▸ **Dataset items**
--*--

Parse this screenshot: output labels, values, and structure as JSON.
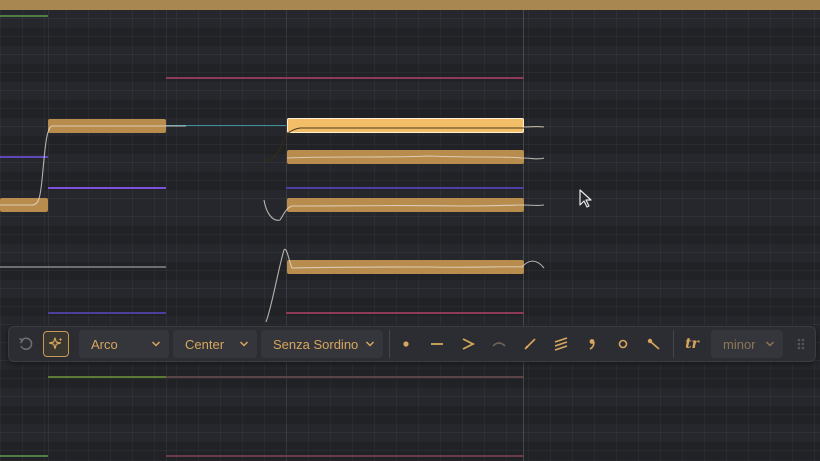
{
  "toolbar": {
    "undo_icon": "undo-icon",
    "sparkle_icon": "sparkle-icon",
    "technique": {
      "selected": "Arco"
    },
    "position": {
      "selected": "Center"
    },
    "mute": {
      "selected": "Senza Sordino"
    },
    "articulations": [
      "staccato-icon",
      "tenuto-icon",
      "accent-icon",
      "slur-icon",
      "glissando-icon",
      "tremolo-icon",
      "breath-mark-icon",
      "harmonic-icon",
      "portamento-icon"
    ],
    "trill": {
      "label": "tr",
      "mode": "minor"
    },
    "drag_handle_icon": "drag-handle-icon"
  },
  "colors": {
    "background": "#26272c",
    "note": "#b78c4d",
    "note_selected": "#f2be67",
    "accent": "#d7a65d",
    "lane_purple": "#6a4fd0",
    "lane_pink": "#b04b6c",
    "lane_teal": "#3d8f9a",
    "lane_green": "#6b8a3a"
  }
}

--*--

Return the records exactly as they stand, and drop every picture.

Parse this screenshot: output labels, values, and structure as JSON.
{
  "toolbar": {
    "undo_icon": "undo-icon",
    "sparkle_icon": "sparkle-icon",
    "technique": {
      "selected": "Arco"
    },
    "position": {
      "selected": "Center"
    },
    "mute": {
      "selected": "Senza Sordino"
    },
    "articulations": [
      "staccato-icon",
      "tenuto-icon",
      "accent-icon",
      "slur-icon",
      "glissando-icon",
      "tremolo-icon",
      "breath-mark-icon",
      "harmonic-icon",
      "portamento-icon"
    ],
    "trill": {
      "label": "tr",
      "mode": "minor"
    },
    "drag_handle_icon": "drag-handle-icon"
  },
  "colors": {
    "background": "#26272c",
    "note": "#b78c4d",
    "note_selected": "#f2be67",
    "accent": "#d7a65d",
    "lane_purple": "#6a4fd0",
    "lane_pink": "#b04b6c",
    "lane_teal": "#3d8f9a",
    "lane_green": "#6b8a3a"
  }
}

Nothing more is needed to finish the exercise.